PROBLEM DETAILS: Output all entries verbatim, dropping pictures.

### ENTRIES SUPPLIED ###

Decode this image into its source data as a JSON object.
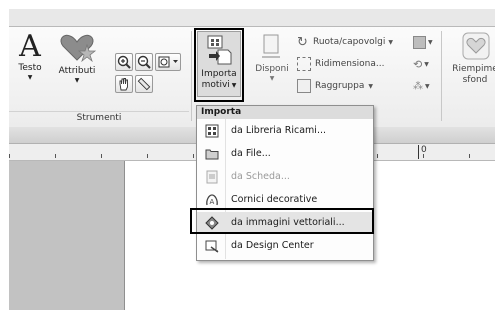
{
  "ribbon": {
    "groups": {
      "strumenti": "Strumenti"
    },
    "buttons": {
      "testo": "Testo",
      "attributi": "Attributi",
      "importa_line1": "Importa",
      "importa_line2": "motivi",
      "disponi": "Disponi",
      "ruota": "Ruota/capovolgi",
      "ridimensiona": "Ridimensiona...",
      "raggruppa": "Raggruppa",
      "riempimento_line1": "Riempime",
      "riempimento_line2": "sfond"
    }
  },
  "ruler": {
    "zero_label": "0"
  },
  "menu": {
    "header": "Importa",
    "items": [
      {
        "label": "da Libreria Ricami...",
        "enabled": true
      },
      {
        "label": "da File...",
        "enabled": true
      },
      {
        "label": "da Scheda...",
        "enabled": false
      },
      {
        "label": "Cornici decorative",
        "enabled": true
      },
      {
        "label": "da immagini vettoriali...",
        "enabled": true,
        "highlighted": true
      },
      {
        "label": "da Design Center",
        "enabled": true
      }
    ]
  },
  "colors": {
    "highlight_border": "#000000",
    "disabled_text": "#9a9a9a"
  }
}
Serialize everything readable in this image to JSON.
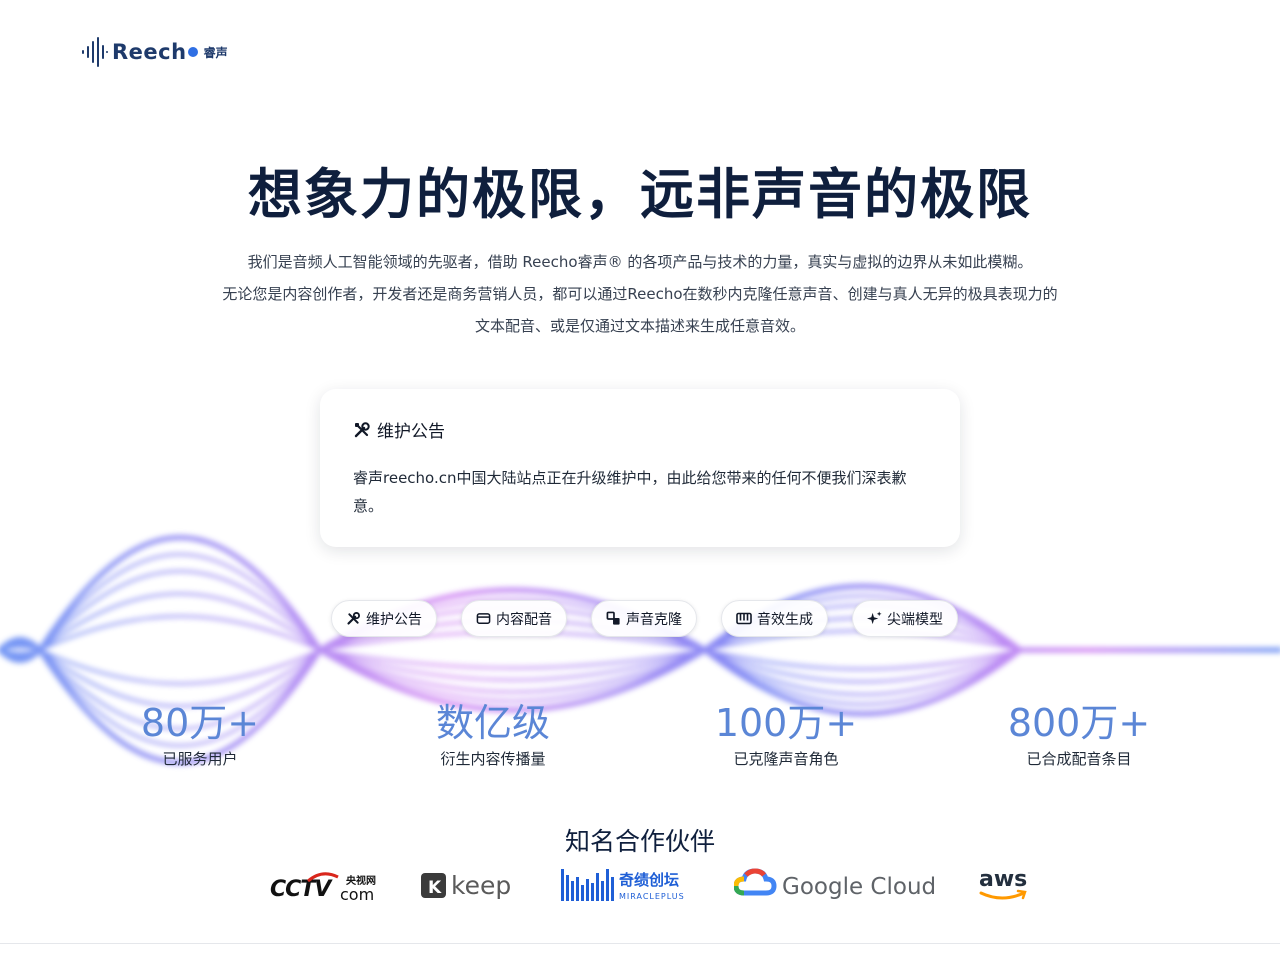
{
  "brand": {
    "name": "Reech",
    "name_cn": "睿声"
  },
  "hero": {
    "title": "想象力的极限，远非声音的极限",
    "lines": [
      "我们是音频人工智能领域的先驱者，借助 Reecho睿声® 的各项产品与技术的力量，真实与虚拟的边界从未如此模糊。",
      "无论您是内容创作者，开发者还是商务营销人员，都可以通过Reecho在数秒内克隆任意声音、创建与真人无异的极具表现力的",
      "文本配音、或是仅通过文本描述来生成任意音效。"
    ]
  },
  "notice": {
    "title": "维护公告",
    "icon": "tools-icon",
    "body": "睿声reecho.cn中国大陆站点正在升级维护中，由此给您带来的任何不便我们深表歉意。"
  },
  "tabs": [
    {
      "label": "维护公告",
      "icon": "tools-icon"
    },
    {
      "label": "内容配音",
      "icon": "card-icon"
    },
    {
      "label": "声音克隆",
      "icon": "clone-icon"
    },
    {
      "label": "音效生成",
      "icon": "keyboard-icon"
    },
    {
      "label": "尖端模型",
      "icon": "sparkle-icon"
    }
  ],
  "stats": [
    {
      "value": "80万+",
      "label": "已服务用户"
    },
    {
      "value": "数亿级",
      "label": "衍生内容传播量"
    },
    {
      "value": "100万+",
      "label": "已克隆声音角色"
    },
    {
      "value": "800万+",
      "label": "已合成配音条目"
    }
  ],
  "partners": {
    "title": "知名合作伙伴",
    "logos": [
      {
        "name": "CCTV.com",
        "cctv": "CCTV",
        "cn": "央视网",
        "com": "com"
      },
      {
        "name": "keep",
        "letter": "K",
        "word": "keep"
      },
      {
        "name": "奇绩创坛 MIRACLEPLUS",
        "cn": "奇绩创坛",
        "en": "MIRACLEPLUS"
      },
      {
        "name": "Google Cloud",
        "word": "Google Cloud"
      },
      {
        "name": "aws",
        "word": "aws"
      }
    ]
  },
  "colors": {
    "title": "#0f1f3d",
    "stat": "#5b86d6",
    "accent": "#2f6fe4",
    "wave_blue": "#4f7cf2",
    "wave_purple": "#c76cf0"
  }
}
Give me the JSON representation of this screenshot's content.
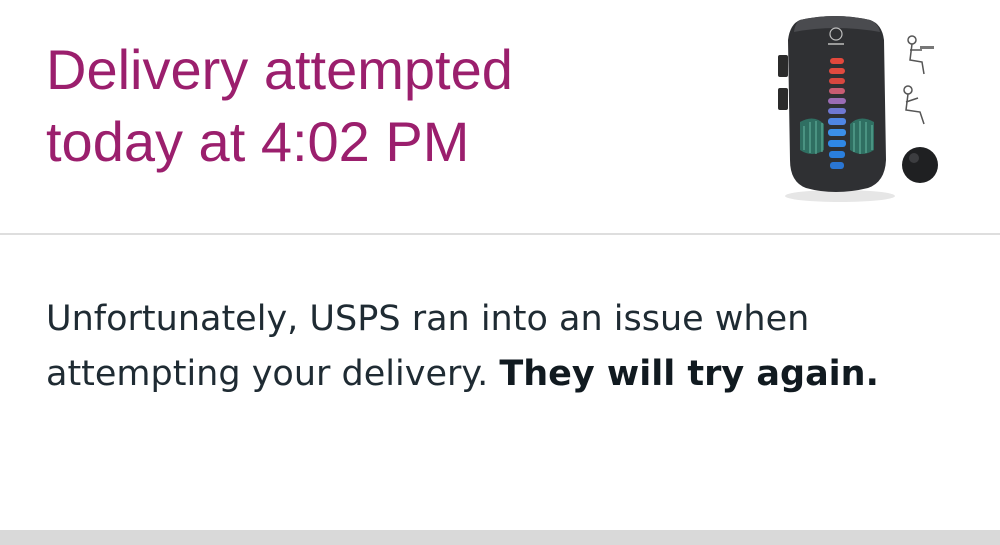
{
  "shipment": {
    "status_line_1": "Delivery attempted",
    "status_line_2": "today at 4:02 PM",
    "product_image": "lumbar-support-pillow-image",
    "message_text": "Unfortunately, USPS ran into an issue when attempting your delivery.",
    "message_emphasis": "They will try again."
  },
  "colors": {
    "status_title": "#9b1f6d",
    "message_text": "#1f2b33",
    "divider": "#dedede",
    "footer_bar": "#d9d9d9"
  }
}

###

ANSWER SECTION:
Decode this image into its source data as a JSON object.
{
  "ribbon": {
    "groups": {
      "strumenti": "Strumenti"
    },
    "buttons": {
      "testo": "Testo",
      "attributi": "Attributi",
      "importa_line1": "Importa",
      "importa_line2": "motivi",
      "disponi": "Disponi",
      "ruota": "Ruota/capovolgi",
      "ridimensiona": "Ridimensiona...",
      "raggruppa": "Raggruppa",
      "riempimento_line1": "Riempime",
      "riempimento_line2": "sfond"
    }
  },
  "ruler": {
    "zero_label": "0"
  },
  "menu": {
    "header": "Importa",
    "items": [
      {
        "label": "da Libreria Ricami...",
        "enabled": true
      },
      {
        "label": "da File...",
        "enabled": true
      },
      {
        "label": "da Scheda...",
        "enabled": false
      },
      {
        "label": "Cornici decorative",
        "enabled": true
      },
      {
        "label": "da immagini vettoriali...",
        "enabled": true,
        "highlighted": true
      },
      {
        "label": "da Design Center",
        "enabled": true
      }
    ]
  },
  "colors": {
    "highlight_border": "#000000",
    "disabled_text": "#9a9a9a"
  }
}
Serialize everything readable in this image to JSON.
{
  "brand": {
    "name": "Reech",
    "name_cn": "睿声"
  },
  "hero": {
    "title": "想象力的极限，远非声音的极限",
    "lines": [
      "我们是音频人工智能领域的先驱者，借助 Reecho睿声® 的各项产品与技术的力量，真实与虚拟的边界从未如此模糊。",
      "无论您是内容创作者，开发者还是商务营销人员，都可以通过Reecho在数秒内克隆任意声音、创建与真人无异的极具表现力的",
      "文本配音、或是仅通过文本描述来生成任意音效。"
    ]
  },
  "notice": {
    "title": "维护公告",
    "icon": "tools-icon",
    "body": "睿声reecho.cn中国大陆站点正在升级维护中，由此给您带来的任何不便我们深表歉意。"
  },
  "tabs": [
    {
      "label": "维护公告",
      "icon": "tools-icon"
    },
    {
      "label": "内容配音",
      "icon": "card-icon"
    },
    {
      "label": "声音克隆",
      "icon": "clone-icon"
    },
    {
      "label": "音效生成",
      "icon": "keyboard-icon"
    },
    {
      "label": "尖端模型",
      "icon": "sparkle-icon"
    }
  ],
  "stats": [
    {
      "value": "80万+",
      "label": "已服务用户"
    },
    {
      "value": "数亿级",
      "label": "衍生内容传播量"
    },
    {
      "value": "100万+",
      "label": "已克隆声音角色"
    },
    {
      "value": "800万+",
      "label": "已合成配音条目"
    }
  ],
  "partners": {
    "title": "知名合作伙伴",
    "logos": [
      {
        "name": "CCTV.com",
        "cctv": "CCTV",
        "cn": "央视网",
        "com": "com"
      },
      {
        "name": "keep",
        "letter": "K",
        "word": "keep"
      },
      {
        "name": "奇绩创坛 MIRACLEPLUS",
        "cn": "奇绩创坛",
        "en": "MIRACLEPLUS"
      },
      {
        "name": "Google Cloud",
        "word": "Google Cloud"
      },
      {
        "name": "aws",
        "word": "aws"
      }
    ]
  },
  "colors": {
    "title": "#0f1f3d",
    "stat": "#5b86d6",
    "accent": "#2f6fe4",
    "wave_blue": "#4f7cf2",
    "wave_purple": "#c76cf0"
  }
}
Give me the JSON representation of this screenshot's content.
{
  "shipment": {
    "status_line_1": "Delivery attempted",
    "status_line_2": "today at 4:02 PM",
    "product_image": "lumbar-support-pillow-image",
    "message_text": "Unfortunately, USPS ran into an issue when attempting your delivery.",
    "message_emphasis": "They will try again."
  },
  "colors": {
    "status_title": "#9b1f6d",
    "message_text": "#1f2b33",
    "divider": "#dedede",
    "footer_bar": "#d9d9d9"
  }
}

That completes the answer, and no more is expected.